Foxconn on Wednesday announced plans to build a $10 billion factory in SE Wisconsin that officials say can transform the state's economy. But lawmakers still have to seal the deal by approving a package of incentives for a company that hasn't always followed through on its plans. The electronics giant known for making Apple products in China Foxconn has not said what type of jobs it will offer in order to produce liquid-crystal display panels that are used in televisions and computer screens. But some of the higher-end positions could be for engineers and software developers and those jobs aren't always easy to fill.
Instructors at the Milwaukee Area Technical College (MATC) will help train students to build and use the equipment at the plant, while universities like Marquette will teach students the skills to engineer the assembly process.
On Thursday, less than 24 hours after the tech company announced it will be building in Wisconsin, officials with higher education institutions said they're already stepping up to train and educate the workforce.
"So that they're well prepared to hit the ground running when Foxconn opens," said Michael Lovell, president of MU.
The tentative deadline for the plant to be built is 2020. Foxconn plans to initially hire 3,000 people, with the possibility of employing 13,000 workers over time.
"This is a historic event happening here in Wisconsin," said Lovell.
Lovell said engineering students will make up the majority of the graduates who may look for jobs at Foxconn. He said he'll work with faculty to align the curriculum to match the company's needs.
"Maybe actually bring some of their problems into our classroom so that they're already starting to be trained in that skill set even before they graduate," said Lovell.
The plant will manufacture LCD panels commonly used in television or cellphone screens. The engineers design the equipment and those in the factory put it together. That's where MATC electronic instructor, Tom Heraly, comes in. He teaches students how to test and repair circuit boards for the panels.
"I'm thinking that it's going to be quite a bit of different operations," Heraly said.
With only about 40 MATC students completing the program each year, Heraly said the demand for the positions far exceeds the number of people who are interested in applying.
"I'm hoping that Foxconn will give more light on the real need for students to understand electronic technology and the opportunities that are there," said Heraly.

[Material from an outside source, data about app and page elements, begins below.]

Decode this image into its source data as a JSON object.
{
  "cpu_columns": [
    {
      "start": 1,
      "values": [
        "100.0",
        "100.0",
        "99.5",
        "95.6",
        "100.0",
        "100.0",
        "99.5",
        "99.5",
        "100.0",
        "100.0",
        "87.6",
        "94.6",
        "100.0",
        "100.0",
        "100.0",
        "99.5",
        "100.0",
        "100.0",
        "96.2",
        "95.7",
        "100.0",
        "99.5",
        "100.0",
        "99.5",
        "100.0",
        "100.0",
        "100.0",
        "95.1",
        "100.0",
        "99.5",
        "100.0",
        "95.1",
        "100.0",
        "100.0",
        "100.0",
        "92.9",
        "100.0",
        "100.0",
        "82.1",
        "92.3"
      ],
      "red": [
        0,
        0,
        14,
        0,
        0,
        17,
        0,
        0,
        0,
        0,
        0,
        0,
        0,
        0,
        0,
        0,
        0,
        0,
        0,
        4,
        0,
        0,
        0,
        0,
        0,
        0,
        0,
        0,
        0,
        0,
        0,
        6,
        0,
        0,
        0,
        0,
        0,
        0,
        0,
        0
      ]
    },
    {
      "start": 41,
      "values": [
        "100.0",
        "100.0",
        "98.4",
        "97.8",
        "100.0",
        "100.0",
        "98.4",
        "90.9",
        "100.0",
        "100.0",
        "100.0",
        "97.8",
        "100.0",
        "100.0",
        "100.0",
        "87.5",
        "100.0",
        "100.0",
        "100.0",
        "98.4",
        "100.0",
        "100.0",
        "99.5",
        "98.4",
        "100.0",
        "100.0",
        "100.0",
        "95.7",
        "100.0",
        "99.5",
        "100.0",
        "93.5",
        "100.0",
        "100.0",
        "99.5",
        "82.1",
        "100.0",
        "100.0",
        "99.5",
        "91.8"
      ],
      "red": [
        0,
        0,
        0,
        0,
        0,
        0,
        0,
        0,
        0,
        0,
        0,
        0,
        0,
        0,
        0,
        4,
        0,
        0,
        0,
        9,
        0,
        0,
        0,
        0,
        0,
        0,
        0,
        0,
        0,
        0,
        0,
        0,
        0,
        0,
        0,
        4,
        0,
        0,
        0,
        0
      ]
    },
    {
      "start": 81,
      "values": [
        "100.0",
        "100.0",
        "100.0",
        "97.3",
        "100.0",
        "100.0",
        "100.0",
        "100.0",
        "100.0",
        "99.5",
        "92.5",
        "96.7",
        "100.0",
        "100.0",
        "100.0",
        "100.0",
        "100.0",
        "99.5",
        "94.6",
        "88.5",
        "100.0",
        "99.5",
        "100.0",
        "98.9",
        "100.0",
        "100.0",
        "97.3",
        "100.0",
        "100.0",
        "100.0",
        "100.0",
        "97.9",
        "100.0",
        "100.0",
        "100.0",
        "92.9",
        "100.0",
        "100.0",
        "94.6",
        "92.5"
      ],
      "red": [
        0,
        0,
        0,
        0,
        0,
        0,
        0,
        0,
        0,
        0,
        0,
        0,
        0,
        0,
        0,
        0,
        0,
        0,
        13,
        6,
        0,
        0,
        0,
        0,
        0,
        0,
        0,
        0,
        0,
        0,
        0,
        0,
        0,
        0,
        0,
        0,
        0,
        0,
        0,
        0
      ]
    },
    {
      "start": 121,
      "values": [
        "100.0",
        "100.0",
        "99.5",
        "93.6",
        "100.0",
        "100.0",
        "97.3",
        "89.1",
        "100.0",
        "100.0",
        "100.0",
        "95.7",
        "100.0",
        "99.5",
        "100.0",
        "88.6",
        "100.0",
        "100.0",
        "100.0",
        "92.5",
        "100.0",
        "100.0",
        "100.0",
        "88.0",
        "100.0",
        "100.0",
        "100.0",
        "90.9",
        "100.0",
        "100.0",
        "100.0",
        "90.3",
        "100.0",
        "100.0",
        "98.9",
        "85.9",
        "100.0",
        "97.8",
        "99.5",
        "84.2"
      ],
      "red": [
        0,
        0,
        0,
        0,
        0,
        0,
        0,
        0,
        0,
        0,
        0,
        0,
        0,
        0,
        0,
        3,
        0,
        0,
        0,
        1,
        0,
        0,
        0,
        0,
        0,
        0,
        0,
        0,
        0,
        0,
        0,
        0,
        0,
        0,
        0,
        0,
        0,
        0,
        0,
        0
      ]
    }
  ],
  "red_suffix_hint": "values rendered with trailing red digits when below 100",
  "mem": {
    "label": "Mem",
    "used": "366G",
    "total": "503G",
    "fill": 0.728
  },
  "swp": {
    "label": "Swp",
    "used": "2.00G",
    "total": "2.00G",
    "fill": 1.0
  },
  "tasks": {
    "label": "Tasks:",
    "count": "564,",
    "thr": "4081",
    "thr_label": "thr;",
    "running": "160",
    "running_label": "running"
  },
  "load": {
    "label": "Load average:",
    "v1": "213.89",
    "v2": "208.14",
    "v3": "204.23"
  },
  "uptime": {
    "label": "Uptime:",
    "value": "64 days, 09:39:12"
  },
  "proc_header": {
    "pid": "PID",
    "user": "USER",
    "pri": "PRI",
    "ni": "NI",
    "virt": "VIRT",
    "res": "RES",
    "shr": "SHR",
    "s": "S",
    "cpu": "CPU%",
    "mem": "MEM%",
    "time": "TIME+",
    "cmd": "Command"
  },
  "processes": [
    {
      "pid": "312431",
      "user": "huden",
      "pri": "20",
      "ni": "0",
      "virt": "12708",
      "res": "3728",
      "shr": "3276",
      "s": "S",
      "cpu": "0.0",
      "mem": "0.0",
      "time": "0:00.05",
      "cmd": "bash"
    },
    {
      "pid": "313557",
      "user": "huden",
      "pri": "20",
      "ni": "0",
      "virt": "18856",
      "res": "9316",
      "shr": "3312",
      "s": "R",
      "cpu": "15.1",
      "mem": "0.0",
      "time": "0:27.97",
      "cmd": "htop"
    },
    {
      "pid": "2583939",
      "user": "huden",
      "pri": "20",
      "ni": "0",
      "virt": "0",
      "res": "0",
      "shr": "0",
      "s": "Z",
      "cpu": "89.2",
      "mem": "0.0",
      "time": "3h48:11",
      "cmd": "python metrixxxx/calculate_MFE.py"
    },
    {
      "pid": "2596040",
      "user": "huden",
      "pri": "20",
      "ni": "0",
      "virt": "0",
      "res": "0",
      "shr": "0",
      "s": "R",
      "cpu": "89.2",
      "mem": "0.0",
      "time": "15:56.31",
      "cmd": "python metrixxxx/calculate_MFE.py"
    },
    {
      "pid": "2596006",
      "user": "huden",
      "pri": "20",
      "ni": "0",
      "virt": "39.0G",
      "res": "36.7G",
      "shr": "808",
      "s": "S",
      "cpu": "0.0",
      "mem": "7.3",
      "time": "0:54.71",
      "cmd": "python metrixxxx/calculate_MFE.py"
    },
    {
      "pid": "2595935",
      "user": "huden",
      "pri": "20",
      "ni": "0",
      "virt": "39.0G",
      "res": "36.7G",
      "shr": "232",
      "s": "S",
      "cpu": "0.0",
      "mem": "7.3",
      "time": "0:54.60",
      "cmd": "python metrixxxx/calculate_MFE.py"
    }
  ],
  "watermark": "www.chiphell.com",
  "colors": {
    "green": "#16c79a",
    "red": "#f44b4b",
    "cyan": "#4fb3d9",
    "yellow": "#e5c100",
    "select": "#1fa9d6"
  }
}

MATC students still have until August 15th to enroll. For those looking to get a job working in the assembly line, they can complete the program in two semesters. For jobs testing and repairing products, that requires a two-year degree.